### Data for processing
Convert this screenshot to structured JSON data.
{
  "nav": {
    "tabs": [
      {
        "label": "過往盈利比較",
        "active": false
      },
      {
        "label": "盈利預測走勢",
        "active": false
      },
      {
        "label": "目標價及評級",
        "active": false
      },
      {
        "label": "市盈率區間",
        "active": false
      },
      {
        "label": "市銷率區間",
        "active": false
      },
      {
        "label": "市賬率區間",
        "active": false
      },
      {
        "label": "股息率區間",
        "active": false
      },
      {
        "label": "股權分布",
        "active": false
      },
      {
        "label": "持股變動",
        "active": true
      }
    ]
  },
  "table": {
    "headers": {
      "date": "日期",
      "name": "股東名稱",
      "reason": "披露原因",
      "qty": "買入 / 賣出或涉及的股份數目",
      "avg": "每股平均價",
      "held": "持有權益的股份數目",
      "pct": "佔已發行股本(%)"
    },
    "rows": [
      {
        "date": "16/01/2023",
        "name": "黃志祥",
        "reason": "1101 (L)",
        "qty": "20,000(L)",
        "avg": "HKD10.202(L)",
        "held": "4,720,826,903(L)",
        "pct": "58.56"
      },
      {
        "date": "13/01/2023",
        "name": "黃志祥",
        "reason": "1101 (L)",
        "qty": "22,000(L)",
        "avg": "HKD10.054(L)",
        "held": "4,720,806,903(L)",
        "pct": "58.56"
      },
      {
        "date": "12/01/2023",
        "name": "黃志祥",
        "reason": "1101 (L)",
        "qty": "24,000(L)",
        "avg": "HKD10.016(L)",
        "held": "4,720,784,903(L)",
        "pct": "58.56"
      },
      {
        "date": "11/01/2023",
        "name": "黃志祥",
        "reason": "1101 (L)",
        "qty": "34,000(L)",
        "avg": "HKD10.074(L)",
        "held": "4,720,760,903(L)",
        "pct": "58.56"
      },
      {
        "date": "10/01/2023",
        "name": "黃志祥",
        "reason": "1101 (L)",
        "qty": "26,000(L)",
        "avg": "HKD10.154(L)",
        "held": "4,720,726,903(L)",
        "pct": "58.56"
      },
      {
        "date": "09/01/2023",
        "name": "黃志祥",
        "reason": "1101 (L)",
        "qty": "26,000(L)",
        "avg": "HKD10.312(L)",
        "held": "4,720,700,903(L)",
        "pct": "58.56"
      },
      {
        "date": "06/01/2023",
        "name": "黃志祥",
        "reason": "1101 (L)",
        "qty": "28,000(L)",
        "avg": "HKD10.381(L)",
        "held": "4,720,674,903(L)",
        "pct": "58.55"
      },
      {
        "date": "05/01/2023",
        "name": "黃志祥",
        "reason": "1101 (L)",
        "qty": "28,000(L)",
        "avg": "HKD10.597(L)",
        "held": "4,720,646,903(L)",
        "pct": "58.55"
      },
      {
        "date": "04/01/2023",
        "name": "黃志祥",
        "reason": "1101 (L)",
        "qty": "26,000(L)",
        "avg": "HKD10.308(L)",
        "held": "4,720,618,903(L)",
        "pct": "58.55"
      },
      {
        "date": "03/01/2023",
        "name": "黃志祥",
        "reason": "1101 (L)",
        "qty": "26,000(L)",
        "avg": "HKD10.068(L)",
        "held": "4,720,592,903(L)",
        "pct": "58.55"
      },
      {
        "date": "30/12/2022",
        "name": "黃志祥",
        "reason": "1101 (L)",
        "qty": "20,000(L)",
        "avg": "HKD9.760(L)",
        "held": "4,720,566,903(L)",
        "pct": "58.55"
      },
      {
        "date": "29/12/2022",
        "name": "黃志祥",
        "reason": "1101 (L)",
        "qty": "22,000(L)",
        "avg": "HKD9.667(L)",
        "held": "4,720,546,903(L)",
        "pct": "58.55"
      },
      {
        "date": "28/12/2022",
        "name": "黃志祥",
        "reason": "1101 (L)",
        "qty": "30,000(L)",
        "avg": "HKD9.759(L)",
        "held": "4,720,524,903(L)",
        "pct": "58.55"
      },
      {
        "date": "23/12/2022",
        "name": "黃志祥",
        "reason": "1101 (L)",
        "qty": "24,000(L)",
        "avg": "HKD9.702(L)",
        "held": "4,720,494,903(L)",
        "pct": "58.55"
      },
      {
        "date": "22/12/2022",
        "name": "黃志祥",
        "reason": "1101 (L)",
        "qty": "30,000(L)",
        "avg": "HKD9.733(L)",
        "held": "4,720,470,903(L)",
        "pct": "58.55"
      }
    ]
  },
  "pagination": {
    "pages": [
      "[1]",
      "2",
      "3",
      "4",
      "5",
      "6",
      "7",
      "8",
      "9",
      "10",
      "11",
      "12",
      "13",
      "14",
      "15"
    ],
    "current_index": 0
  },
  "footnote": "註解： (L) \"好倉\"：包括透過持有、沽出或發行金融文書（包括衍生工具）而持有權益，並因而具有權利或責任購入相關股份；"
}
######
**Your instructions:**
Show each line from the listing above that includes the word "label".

**Problem solution:**
        "label": "過往盈利比較",
        "label": "盈利預測走勢",
        "label": "目標價及評級",
        "label": "市盈率區間",
        "label": "市銷率區間",
        "label": "市賬率區間",
        "label": "股息率區間",
        "label": "股權分布",
        "label": "持股變動",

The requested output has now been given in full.